--- Exercise material ---
+ + + +
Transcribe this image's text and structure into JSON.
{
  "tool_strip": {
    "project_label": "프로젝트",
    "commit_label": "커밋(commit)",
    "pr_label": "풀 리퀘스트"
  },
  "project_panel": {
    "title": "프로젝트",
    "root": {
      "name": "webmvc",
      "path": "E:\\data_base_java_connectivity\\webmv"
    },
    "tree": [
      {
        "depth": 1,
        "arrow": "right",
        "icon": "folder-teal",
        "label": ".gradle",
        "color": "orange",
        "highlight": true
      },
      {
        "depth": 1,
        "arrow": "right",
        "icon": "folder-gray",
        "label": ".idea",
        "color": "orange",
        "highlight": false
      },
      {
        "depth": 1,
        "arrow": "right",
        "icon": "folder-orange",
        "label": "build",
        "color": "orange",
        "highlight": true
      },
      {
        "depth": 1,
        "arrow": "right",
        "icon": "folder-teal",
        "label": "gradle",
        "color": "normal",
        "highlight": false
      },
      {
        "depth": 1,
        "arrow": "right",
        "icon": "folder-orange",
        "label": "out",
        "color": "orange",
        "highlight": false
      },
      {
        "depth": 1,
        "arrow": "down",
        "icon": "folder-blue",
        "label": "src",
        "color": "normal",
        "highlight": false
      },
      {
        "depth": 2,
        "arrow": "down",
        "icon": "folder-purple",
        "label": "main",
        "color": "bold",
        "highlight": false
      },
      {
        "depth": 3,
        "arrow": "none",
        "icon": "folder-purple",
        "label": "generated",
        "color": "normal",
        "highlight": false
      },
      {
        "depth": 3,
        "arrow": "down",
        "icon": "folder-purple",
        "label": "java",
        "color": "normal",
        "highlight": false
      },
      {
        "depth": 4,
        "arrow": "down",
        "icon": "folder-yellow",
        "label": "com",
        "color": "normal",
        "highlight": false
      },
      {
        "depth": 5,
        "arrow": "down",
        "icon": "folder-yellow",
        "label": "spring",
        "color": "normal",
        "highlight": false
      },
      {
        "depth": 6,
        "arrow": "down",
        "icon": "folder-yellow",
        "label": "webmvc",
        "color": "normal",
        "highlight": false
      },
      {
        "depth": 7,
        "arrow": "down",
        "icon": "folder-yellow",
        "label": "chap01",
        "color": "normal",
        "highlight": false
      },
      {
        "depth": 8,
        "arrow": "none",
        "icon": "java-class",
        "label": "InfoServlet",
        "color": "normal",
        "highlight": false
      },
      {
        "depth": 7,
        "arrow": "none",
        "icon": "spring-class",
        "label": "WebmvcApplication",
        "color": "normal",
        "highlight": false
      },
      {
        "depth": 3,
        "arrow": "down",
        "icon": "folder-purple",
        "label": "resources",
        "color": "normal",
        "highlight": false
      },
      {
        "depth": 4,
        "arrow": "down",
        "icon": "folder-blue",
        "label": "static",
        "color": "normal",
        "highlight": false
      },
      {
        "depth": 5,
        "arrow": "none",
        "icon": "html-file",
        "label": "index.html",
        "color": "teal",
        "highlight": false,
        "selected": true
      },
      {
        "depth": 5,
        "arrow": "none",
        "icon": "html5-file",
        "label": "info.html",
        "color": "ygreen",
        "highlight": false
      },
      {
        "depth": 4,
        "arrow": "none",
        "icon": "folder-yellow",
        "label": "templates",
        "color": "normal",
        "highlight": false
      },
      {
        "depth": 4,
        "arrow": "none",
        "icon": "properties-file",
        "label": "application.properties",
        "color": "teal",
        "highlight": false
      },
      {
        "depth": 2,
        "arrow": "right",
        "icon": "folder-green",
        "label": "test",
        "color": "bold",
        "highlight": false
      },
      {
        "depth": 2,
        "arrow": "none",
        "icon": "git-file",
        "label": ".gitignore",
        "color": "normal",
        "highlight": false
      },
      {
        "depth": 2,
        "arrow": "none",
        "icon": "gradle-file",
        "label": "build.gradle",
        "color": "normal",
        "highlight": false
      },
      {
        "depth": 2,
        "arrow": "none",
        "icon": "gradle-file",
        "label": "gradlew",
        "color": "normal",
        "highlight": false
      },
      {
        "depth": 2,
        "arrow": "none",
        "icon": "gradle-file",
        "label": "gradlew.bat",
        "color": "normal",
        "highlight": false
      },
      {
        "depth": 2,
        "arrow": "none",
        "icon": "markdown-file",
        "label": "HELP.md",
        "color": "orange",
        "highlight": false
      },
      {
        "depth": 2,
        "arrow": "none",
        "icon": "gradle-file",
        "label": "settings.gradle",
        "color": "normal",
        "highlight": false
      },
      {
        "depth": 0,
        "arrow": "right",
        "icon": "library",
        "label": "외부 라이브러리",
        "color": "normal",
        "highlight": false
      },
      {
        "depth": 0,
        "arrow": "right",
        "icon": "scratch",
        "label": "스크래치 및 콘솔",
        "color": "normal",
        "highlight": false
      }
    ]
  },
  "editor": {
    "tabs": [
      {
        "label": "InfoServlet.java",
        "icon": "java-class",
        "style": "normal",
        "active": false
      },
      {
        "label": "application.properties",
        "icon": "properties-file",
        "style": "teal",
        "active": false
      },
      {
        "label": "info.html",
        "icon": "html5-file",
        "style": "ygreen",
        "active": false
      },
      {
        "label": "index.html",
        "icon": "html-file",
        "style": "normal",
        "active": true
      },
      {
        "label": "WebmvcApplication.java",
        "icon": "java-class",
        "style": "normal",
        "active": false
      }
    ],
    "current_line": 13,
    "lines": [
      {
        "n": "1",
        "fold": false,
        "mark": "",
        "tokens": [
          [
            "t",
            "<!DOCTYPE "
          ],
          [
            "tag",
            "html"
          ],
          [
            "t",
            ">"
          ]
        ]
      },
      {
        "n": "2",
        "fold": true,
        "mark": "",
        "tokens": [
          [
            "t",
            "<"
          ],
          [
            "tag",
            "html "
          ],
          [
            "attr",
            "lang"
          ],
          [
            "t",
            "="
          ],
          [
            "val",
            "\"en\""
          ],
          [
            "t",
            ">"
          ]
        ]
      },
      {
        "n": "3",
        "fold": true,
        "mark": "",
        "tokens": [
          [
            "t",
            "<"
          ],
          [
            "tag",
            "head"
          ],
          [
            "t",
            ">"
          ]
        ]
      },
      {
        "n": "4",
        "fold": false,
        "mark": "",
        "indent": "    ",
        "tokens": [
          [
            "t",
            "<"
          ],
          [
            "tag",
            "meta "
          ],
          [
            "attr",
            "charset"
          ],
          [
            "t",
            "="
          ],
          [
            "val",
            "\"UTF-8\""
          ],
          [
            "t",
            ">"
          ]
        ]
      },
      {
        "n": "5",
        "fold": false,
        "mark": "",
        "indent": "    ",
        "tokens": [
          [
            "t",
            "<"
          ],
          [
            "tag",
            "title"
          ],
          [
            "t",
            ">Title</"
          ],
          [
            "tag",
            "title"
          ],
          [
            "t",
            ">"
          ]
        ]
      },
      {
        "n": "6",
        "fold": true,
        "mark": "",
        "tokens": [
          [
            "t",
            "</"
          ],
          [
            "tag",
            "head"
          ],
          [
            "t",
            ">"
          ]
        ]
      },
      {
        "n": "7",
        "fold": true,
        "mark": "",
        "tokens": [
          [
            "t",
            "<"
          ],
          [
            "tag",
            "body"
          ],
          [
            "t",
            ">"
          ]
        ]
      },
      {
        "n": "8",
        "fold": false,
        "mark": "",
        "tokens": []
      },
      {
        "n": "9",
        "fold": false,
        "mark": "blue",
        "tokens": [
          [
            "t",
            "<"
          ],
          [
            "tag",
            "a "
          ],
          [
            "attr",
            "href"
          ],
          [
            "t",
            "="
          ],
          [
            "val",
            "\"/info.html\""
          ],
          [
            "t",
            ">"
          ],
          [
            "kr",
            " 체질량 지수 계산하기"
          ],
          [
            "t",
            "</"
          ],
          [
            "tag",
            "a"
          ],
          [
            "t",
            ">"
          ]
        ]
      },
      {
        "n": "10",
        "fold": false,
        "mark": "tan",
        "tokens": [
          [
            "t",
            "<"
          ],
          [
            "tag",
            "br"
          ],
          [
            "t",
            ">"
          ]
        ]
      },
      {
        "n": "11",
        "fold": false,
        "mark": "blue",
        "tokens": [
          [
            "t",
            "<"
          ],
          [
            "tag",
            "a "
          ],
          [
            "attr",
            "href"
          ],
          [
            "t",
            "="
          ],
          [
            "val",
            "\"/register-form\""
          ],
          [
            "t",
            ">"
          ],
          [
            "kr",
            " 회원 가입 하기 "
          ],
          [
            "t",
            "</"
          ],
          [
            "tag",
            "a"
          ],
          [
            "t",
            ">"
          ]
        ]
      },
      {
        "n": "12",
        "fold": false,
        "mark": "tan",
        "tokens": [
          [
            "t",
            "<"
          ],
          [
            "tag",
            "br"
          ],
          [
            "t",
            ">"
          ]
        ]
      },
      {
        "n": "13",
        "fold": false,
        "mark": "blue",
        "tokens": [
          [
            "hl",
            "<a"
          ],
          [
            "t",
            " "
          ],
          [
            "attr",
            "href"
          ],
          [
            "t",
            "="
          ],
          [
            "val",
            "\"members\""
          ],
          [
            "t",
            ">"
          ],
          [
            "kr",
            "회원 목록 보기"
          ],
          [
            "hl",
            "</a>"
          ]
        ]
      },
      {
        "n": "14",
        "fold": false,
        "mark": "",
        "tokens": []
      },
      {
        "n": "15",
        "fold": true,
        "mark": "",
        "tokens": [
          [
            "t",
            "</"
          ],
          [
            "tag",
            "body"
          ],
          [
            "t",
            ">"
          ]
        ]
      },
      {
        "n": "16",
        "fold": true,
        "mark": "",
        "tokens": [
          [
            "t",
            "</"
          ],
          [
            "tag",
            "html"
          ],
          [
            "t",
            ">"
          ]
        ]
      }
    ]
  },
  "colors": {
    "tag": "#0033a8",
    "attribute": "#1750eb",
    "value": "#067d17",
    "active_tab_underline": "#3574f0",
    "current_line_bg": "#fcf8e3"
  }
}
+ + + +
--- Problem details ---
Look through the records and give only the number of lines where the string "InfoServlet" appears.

--- Task output ---
2